U.S. Energy Information Administration - EIA - Independent Statistics and Analysis
Today in Energy
In October 2011, the refinery yield of distillate fuels (a category that includes diesel fuel and heating oil) reached 29.7%, matching the previous record set in December 2008. For all major products, only the distillate yield is higher now than it was in October 2001.
Since 2001, distillate yields have followed an upward trend, peaking in December 2008 before falling back to an average of 27.5% in 2010. During 2011, the distillate yield grew, reaching 29.7% in October (latest EIA data available). The recent uptick in distillate yield can partly be explained by the significantly higher price margins over the cost of crude oil for distillate relative to gasoline. It can also be explained by growing distillate exports, which reached a record of 1,067 thousand barrels per day in October 2011. Refineries in the U.S. still average about 1.5 times as much gasoline as distillate from each barrel of oil refined, down from about 2 times from the 1990s to 2004. In response to market conditions, refiners took steps to maximize distillate yield and production.
Refiners can adjust product yields in response to changing product prices and other market conditions by varying refinery processes and the types of crude oil they choose to refine. For most products, refinery yields are calculated as barrels of finished product produced divided by the sum of crude oil and unfinished oils inputs. However, calculating gasoline yields is slightly more complicated. When calculating yields for motor gasoline, U.S. total finished gasoline production must be adjusted for imported blending components, ethanol, and some "other inputs" including natural gas plant liquids, hydrogen, and other hydrocarbons.
The yields sum to more than 100% due to processing gain, which is the volumetric amount by which total output is greater than input for a given period of time. Refinery processing gain results from some refining processes, such as fluid catalytic cracking and hydrocracking, where volumes can increase when large, heavy molecules are broken into smaller and lighter molecules that take up more space.
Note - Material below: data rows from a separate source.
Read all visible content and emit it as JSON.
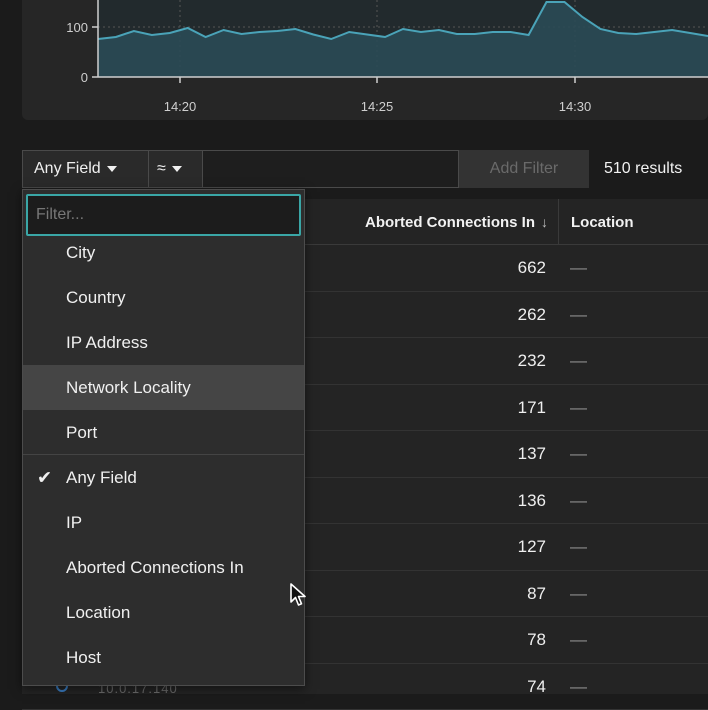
{
  "chart": {
    "y_ticks": [
      "100",
      "0"
    ],
    "x_ticks": [
      "14:20",
      "14:25",
      "14:30"
    ],
    "series": [
      76,
      80,
      92,
      84,
      88,
      98,
      80,
      94,
      86,
      90,
      92,
      96,
      85,
      76,
      90,
      85,
      80,
      96,
      90,
      94,
      86,
      86,
      90,
      90,
      84,
      150,
      150,
      120,
      96,
      88,
      86,
      90,
      94,
      88,
      82
    ]
  },
  "filter_bar": {
    "field_label": "Any Field",
    "operator_label": "≈",
    "value": "",
    "add_filter_label": "Add Filter",
    "results": "510 results"
  },
  "table": {
    "col_aborted": "Aborted Connections In",
    "sort_arrow": "↓",
    "col_location": "Location",
    "rows": [
      {
        "value": "662",
        "location": "—"
      },
      {
        "value": "262",
        "location": "—"
      },
      {
        "value": "232",
        "location": "—"
      },
      {
        "value": "171",
        "location": "—"
      },
      {
        "value": "137",
        "location": "—"
      },
      {
        "value": "136",
        "location": "—"
      },
      {
        "value": "127",
        "location": "—"
      },
      {
        "value": "87",
        "location": "—"
      },
      {
        "value": "78",
        "location": "—"
      },
      {
        "value": "74",
        "location": "—"
      }
    ],
    "partial_host": "10.0.17.140"
  },
  "dropdown": {
    "filter_placeholder": "Filter...",
    "items": [
      {
        "label": "City"
      },
      {
        "label": "Country"
      },
      {
        "label": "IP Address"
      },
      {
        "label": "Network Locality"
      },
      {
        "label": "Port"
      },
      {
        "label": "Any Field"
      },
      {
        "label": "IP"
      },
      {
        "label": "Aborted Connections In"
      },
      {
        "label": "Location"
      },
      {
        "label": "Host"
      }
    ],
    "selected": "Any Field",
    "hovered": "Network Locality",
    "check_glyph": "✔"
  },
  "colors": {
    "series_line": "#4aa3b8",
    "series_fill": "#2a4a55",
    "focus_border": "#3aa6a6"
  }
}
The refinery processing gain has also grown over the last decade. It reached 7.3% in October 2011. Processing gains tend to increase as refineries add cracking capacity and as the product slate changes from heavier products (like residual fuel oil) to lighter ones (like motor gasoline and distillate fuel).